It is Frankenstein’s monster that is most prevalent throughout the exhibit, with one of the most eye-opening pieces, being the huge, 7-foot-tall head that famously hung above The Bleak House‘s entryway.
It truly is an amazing sight, seeing the pores, stubble, let alone all the little creases and details! Artist Mike Hill, who fashioned the likeness from Boris Karloff’s depiction of the monster, also contributes his talents to other figures throughout the exhibit, including several based around likenesses of characters from the 1932 film, Freaks.
Yes, there’s plenty to see throughout the exhibit, and I won’t lie: I spent over 5 hours going through it, 3 times over! However, I will admit that after seeing other exhibitions and shows in my lifetime, there was definitely room for a little improvement.
What struck me most, was the rather helter-skelter way that certain items from the collection were labeled…and sometimes, not labeled at all.

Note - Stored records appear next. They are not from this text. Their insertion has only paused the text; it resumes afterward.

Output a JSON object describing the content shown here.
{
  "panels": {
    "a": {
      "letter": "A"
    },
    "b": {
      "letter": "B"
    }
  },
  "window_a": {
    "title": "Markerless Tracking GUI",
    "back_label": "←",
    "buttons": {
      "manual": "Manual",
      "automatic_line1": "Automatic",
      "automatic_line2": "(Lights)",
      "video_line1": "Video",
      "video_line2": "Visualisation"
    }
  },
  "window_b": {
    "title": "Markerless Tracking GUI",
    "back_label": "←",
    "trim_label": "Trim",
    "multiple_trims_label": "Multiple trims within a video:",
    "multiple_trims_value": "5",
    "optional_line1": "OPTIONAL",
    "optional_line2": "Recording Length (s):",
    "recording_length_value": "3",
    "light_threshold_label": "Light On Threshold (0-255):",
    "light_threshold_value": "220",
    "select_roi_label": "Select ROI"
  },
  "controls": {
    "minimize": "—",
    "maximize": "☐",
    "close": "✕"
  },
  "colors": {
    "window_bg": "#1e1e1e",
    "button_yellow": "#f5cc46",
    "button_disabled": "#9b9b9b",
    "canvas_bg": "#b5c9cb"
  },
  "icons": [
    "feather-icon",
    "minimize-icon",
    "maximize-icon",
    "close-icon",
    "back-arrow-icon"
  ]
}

Having visited The Art Institute of Chicago, I am often used to seeing an art piece’s label, that gives it’s name, artist, and medium (aka what was used to make the image). Surprisingly, none of the art pieces here (that were a part of the Bleak House collection) mentioned their ‘medium.’ I felt this was rather odd, as a few times, I couldn’t be sure if what I was seeing was a licensed print, or an ‘original’ art piece.
Some items are set up to seem almost like typical ‘oddities on shelves,’ and have no label whatsoever. It struck me as a little odd for a few, as I doubt the average museum guest would have recognized the infant Dren from the Del Toro-produced film Splice, or the Prince Nuada puppet maquette from Hellboy II: The Golden Army, settled amongst a group of marionettes.
Despite some hiccups here and there, I was very impressed by what had been brought to the Midwest.
Personally, Minneapolis is not a place that I would have imagined displaying The Bleak House’s trappings, much less find one of MIA‘s directors being the ‘mastermind’ behind the whole touring exhibition!
This is also the first exhibit I’ve seen, that actually has an R-rating, and trust me, it is definitely warranted (note: the Faun from Pan’s Labyrinth is ‘anatomically-correct!’).
This was another factor that impressed me: the museum was willing to display an exhibit like this, with restricted access.
In Chicago, entertainment-related exhibits that display items from popular culture like Harry Potter, The Muppets, as well as the life of Walt Disney, often find their way to Chicago’s Museum of Science and Industry. However, the museum is often stuck with the addendum to make exhibits like these, an all-ages experience.
MIA’s ability to not ‘cheapen’ the experience, was definitely a welcome sight, as the culture in Middle-America can often be somewhat prudish and narrow-minded, when it comes to what Del Toro’s Bleak House contains.
As of the time of this review, the exhibit is in it’s final weeks before it closes at MIA, on May 28, 2017.
Following it’s closure in Minnesota, it will then go on to The Art Gallery of Ontario in Toronto, where it will be on display from September 30th, 2017, through January 7th, 2018.
AGO was originally to be it’s last stop, but in recent months, the touring exhibition has been extended to include Mexico City, for the year 2018 (however, no museum location or start/end date for the city has been set yet).
If you have an open mind and are somewhat fascinated by the strange and unusual, then At Home with Monsters is a highly recommended show to take in!
Of course, if you are unable to make it to any of the exhibition showings, a companion book to it’s catalogue has also been released (see right), with a number of images showing some of what is on display, as well as anecdotes and notes from Del Toro himself, on his personal collection.
While the book is a wonderful little memento of the exhibition, I still say that nothing compares to being inches away from it’s wax figures, elaborate costumes, original artwork, and much, much more!